What the men of the Russian Revolution had learned from the French Revolution – and this learning constituted almost their entire preparation – was history and not action. They had acquired the skill to play whatever part the great drama of history was going to assign them, and if no other role was available but that of the villain, they were more than willing to accept their part rather than remain outside the play. There is some grandiose ludicrousness in the spectacle of these men – who had dared to defy all powers that be and to challenge all authorities on earth, whose courage was beyond the shadow of a doubt – submitting, often from one day to the other, humbly and without so much as a cry of outrage, to the call of historical necessity, no matter how foolish and incongruous the outward appearance of this necessity must have appeared to them. (OR, 48)
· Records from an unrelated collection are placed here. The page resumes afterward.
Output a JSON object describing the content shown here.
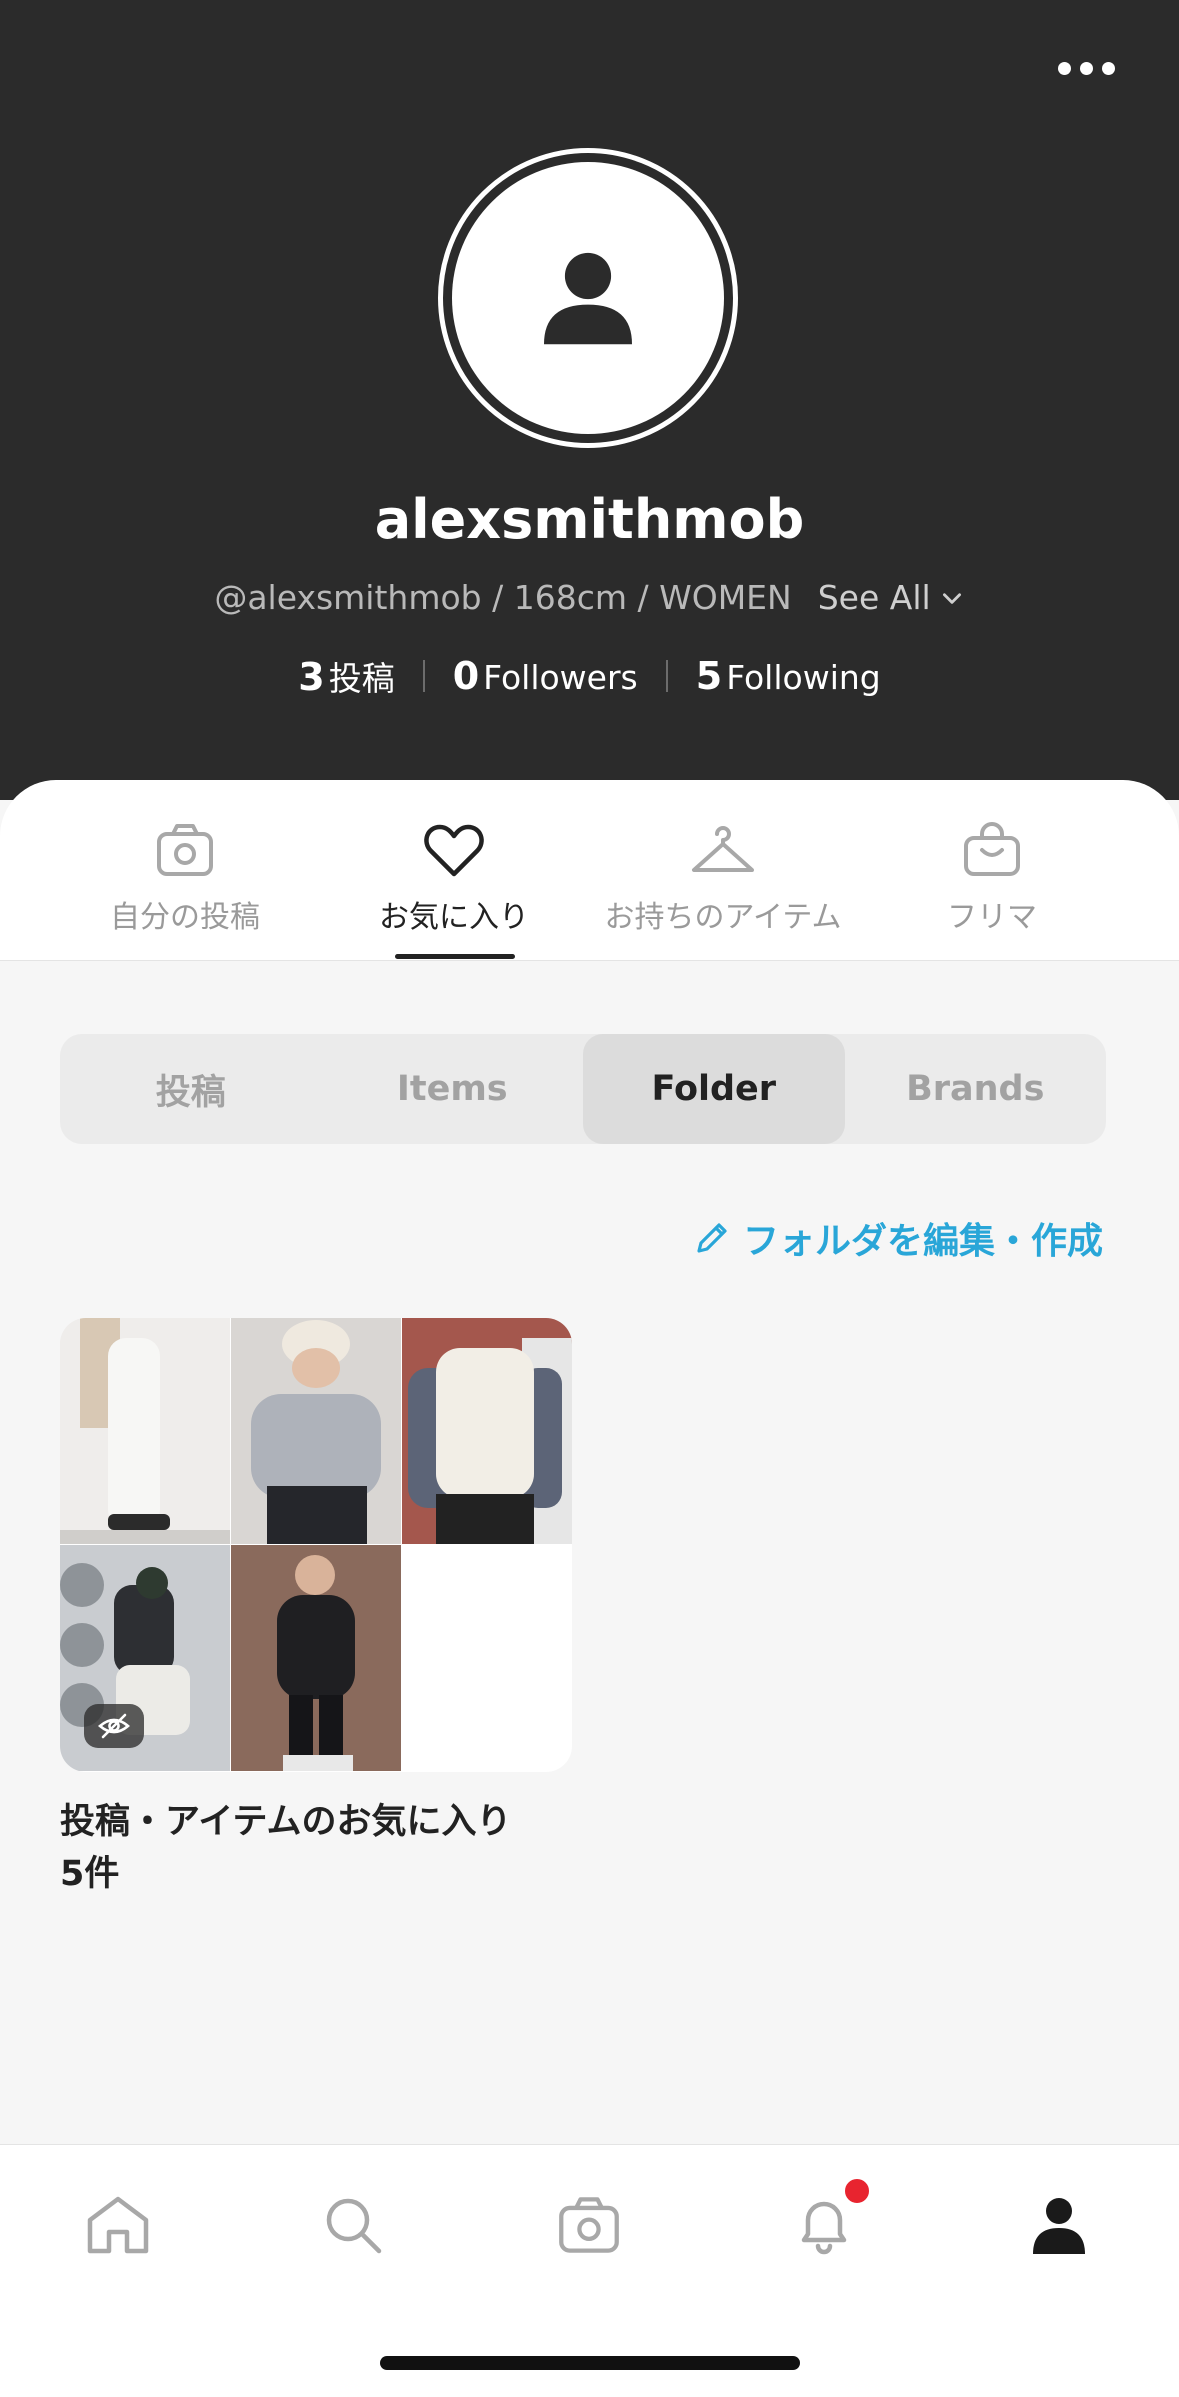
{
  "profile": {
    "username": "alexsmithmob",
    "handle_info": "@alexsmithmob / 168cm / WOMEN",
    "see_all": "See All",
    "stats": {
      "posts_count": "3",
      "posts_label": "投稿",
      "followers_count": "0",
      "followers_label": "Followers",
      "following_count": "5",
      "following_label": "Following"
    }
  },
  "tabs": [
    {
      "label": "自分の投稿",
      "icon": "camera-icon"
    },
    {
      "label": "お気に入り",
      "icon": "heart-icon",
      "active": true
    },
    {
      "label": "お持ちのアイテム",
      "icon": "hanger-icon"
    },
    {
      "label": "フリマ",
      "icon": "bag-icon"
    }
  ],
  "segments": [
    {
      "label": "投稿"
    },
    {
      "label": "Items"
    },
    {
      "label": "Folder",
      "active": true
    },
    {
      "label": "Brands"
    }
  ],
  "edit_folder_label": "フォルダを編集・作成",
  "folder": {
    "title": "投稿・アイテムのお気に入り",
    "count": "5件",
    "visibility_icon": "eye-off-icon"
  },
  "bottom_nav": [
    {
      "icon": "home-icon"
    },
    {
      "icon": "search-icon"
    },
    {
      "icon": "camera-icon"
    },
    {
      "icon": "bell-icon",
      "has_notification": true
    },
    {
      "icon": "profile-icon",
      "active": true
    }
  ],
  "colors": {
    "header_bg": "#2b2b2b",
    "accent_link": "#29a6d8",
    "notification_dot": "#e8242f"
  }
}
4) Thus, as we will see, the French revolution would bring into the political non-political emotions such as pity and compassion, which Arendt derides as enframing a violent power of one over the other. Here Arendt will be clear: she will want to be against those who see in politics always a violent origin. Where there is violence, Arendt claims, there can be no politics, no persuasion, no acts that are not driven by necessity. A revolution is by necessity violent and as such we seem to have this at the heart of modern politics. And this violence is compounded when we think the political can answer to the needs of the home. This will be the key theme of this book.

(5) Finally, Arendt offers something of a model for how she does history. She writes:

One way to date the actual birth of such general historical phenomena as revolutions – or for that matter nation-states or imperialism or totalitarian rule and the like – is, of course, to find out when the word which from then on remains attached to the phenomenon “appear” for the first time. Obviously, each new appearance among men stands in need of a new word, whether a new word is coined to cover the new experience or an old word is used and given an entirely new meaning. This is doubly true for the political sphere of life, where speech rules supreme. (OR, 25)

This gives us quite a bit to discuss today, so let’s break off here. But crucial is thinking the relation between violence and politics, since clearly politics would seem, even on Arendt’s account, to require law creating violence (the revolution) and law-continuing violence (the policing of the political). This will be our own theme the next two weeks.